### WORK ITEM
Would you please copy each line of the listing that mentions "JSON"?
----
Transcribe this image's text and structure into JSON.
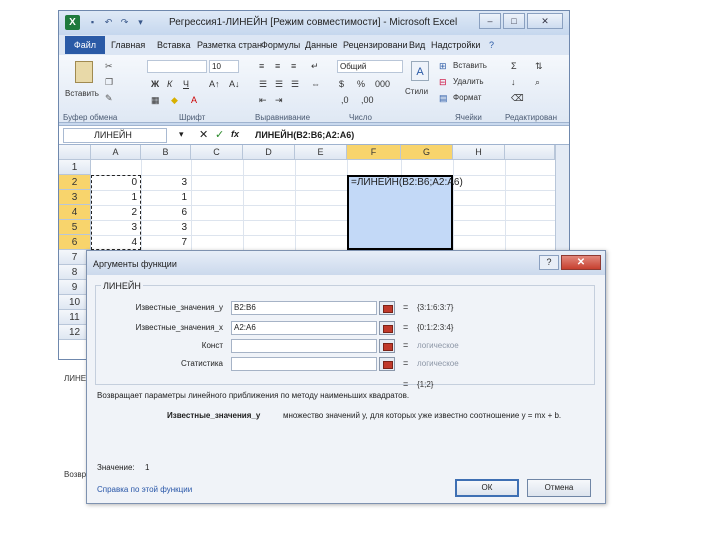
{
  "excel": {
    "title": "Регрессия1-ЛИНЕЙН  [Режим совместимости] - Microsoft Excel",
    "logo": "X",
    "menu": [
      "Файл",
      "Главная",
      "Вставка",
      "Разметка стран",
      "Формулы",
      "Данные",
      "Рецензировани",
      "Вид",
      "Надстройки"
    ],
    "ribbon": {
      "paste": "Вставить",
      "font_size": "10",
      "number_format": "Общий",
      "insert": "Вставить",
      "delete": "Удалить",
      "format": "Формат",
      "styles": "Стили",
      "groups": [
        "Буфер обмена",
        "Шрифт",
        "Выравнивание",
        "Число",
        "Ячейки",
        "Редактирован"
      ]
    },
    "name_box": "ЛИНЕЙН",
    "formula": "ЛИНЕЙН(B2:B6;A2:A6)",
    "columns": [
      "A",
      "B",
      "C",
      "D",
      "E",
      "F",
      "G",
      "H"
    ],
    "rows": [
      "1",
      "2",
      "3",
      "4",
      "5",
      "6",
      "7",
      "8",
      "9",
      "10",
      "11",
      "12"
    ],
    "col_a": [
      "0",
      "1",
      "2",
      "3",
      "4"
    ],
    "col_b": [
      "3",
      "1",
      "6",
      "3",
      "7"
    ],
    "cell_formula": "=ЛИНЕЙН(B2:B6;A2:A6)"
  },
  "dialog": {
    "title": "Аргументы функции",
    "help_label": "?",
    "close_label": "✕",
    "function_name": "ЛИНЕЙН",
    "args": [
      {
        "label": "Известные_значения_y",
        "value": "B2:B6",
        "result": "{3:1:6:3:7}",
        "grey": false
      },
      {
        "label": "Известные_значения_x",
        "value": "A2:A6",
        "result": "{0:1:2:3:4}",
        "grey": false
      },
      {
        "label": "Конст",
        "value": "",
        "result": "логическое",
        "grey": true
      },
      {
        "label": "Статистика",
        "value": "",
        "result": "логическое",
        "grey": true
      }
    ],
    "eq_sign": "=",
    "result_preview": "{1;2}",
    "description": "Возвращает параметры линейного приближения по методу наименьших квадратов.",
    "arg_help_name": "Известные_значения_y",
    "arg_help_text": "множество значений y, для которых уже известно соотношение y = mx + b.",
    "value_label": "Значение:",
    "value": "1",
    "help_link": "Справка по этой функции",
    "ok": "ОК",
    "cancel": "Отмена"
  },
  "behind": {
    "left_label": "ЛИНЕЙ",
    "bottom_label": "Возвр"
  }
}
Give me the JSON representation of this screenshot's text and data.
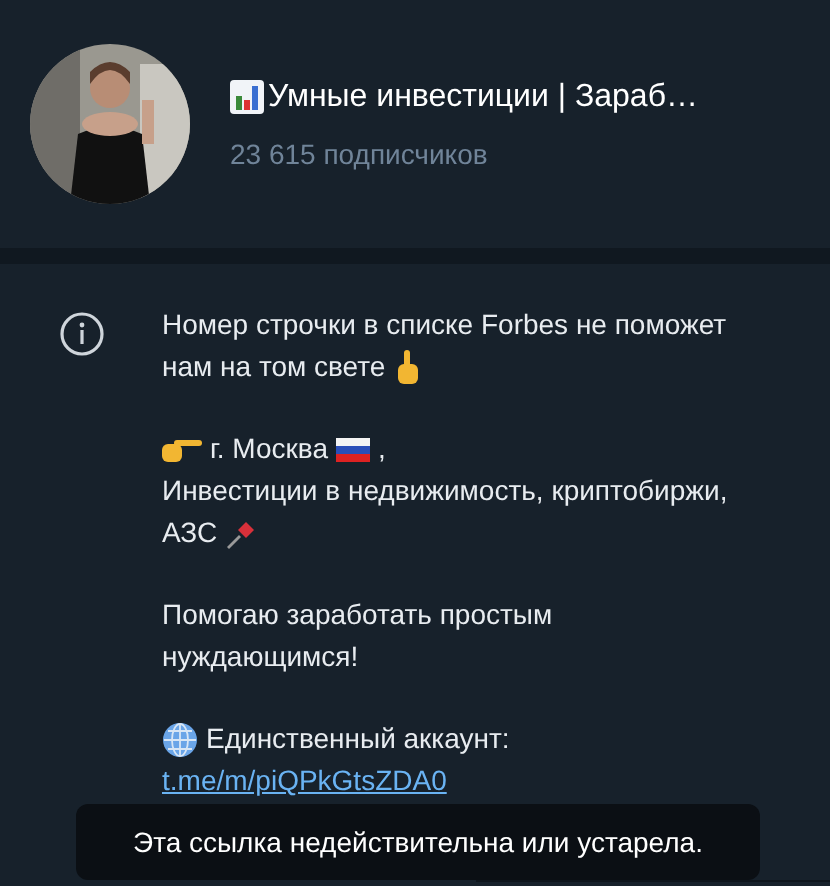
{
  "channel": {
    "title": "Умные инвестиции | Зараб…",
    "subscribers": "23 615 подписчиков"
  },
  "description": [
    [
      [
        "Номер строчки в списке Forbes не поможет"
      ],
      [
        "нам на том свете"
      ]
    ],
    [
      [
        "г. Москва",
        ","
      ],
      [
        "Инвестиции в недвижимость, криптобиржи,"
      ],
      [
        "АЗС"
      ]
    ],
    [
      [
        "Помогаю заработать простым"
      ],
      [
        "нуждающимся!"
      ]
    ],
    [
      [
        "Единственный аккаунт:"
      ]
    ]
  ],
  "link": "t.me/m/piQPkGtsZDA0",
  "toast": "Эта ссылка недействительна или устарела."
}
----
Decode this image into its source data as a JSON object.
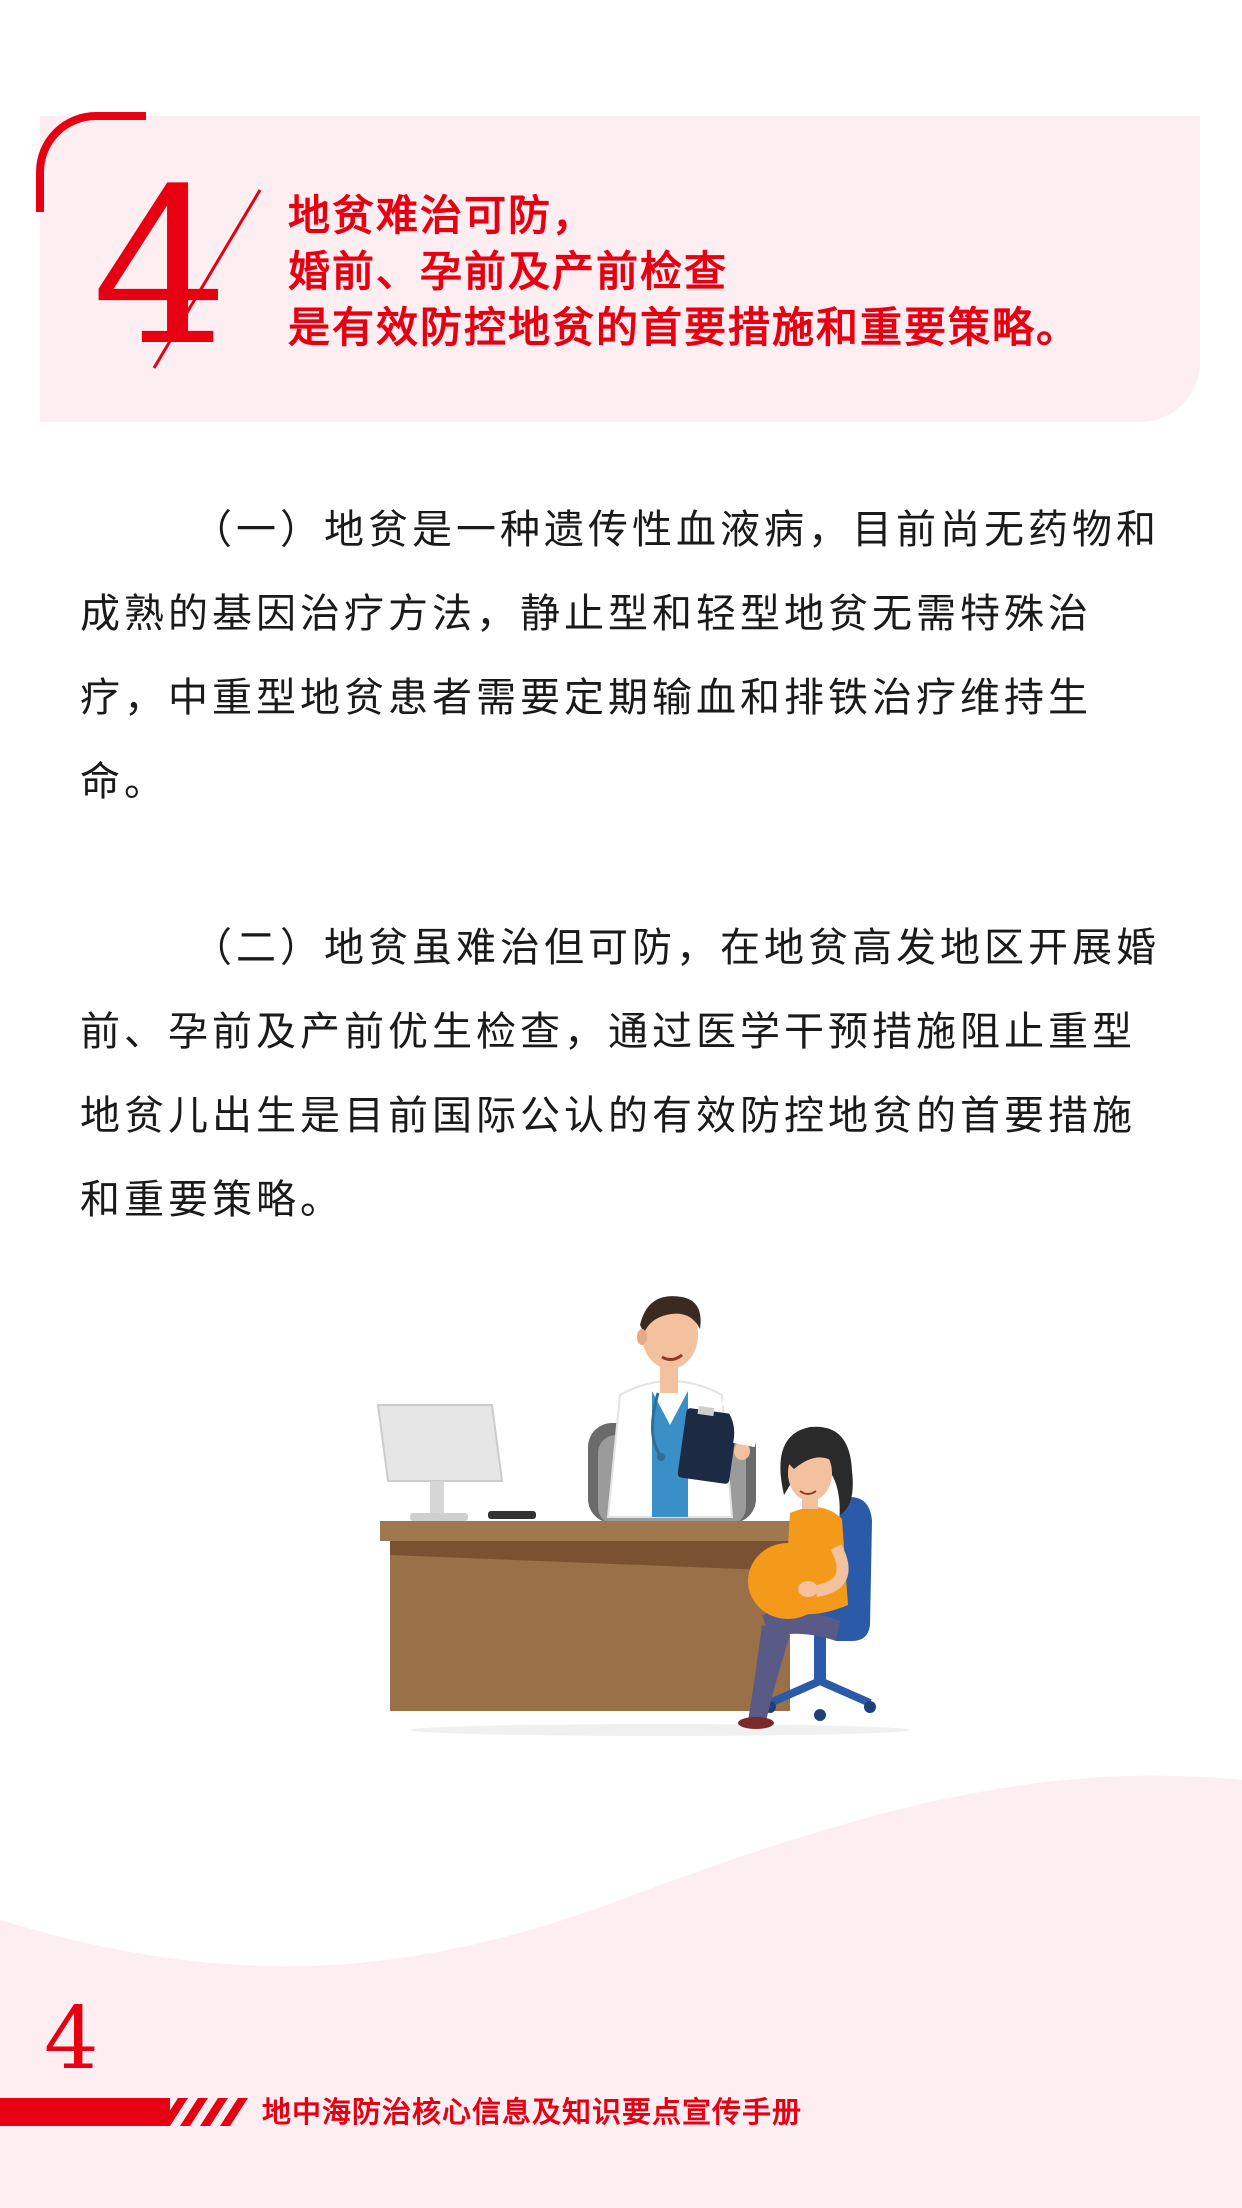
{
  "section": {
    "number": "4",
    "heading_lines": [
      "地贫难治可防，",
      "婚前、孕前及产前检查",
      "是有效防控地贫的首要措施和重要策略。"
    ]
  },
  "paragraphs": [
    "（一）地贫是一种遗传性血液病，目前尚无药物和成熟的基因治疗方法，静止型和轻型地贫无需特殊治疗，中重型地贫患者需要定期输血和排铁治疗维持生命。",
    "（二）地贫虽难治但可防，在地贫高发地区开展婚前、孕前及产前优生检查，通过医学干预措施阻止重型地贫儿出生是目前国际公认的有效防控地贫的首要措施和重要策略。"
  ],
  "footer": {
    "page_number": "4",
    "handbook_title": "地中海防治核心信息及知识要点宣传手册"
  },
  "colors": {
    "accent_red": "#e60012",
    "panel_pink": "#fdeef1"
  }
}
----
### FINISHED TASK
Transcribe this image's text and structure into JSON.
Give me the JSON representation of this screenshot's text and data.
Decode this image into its source data as a JSON object.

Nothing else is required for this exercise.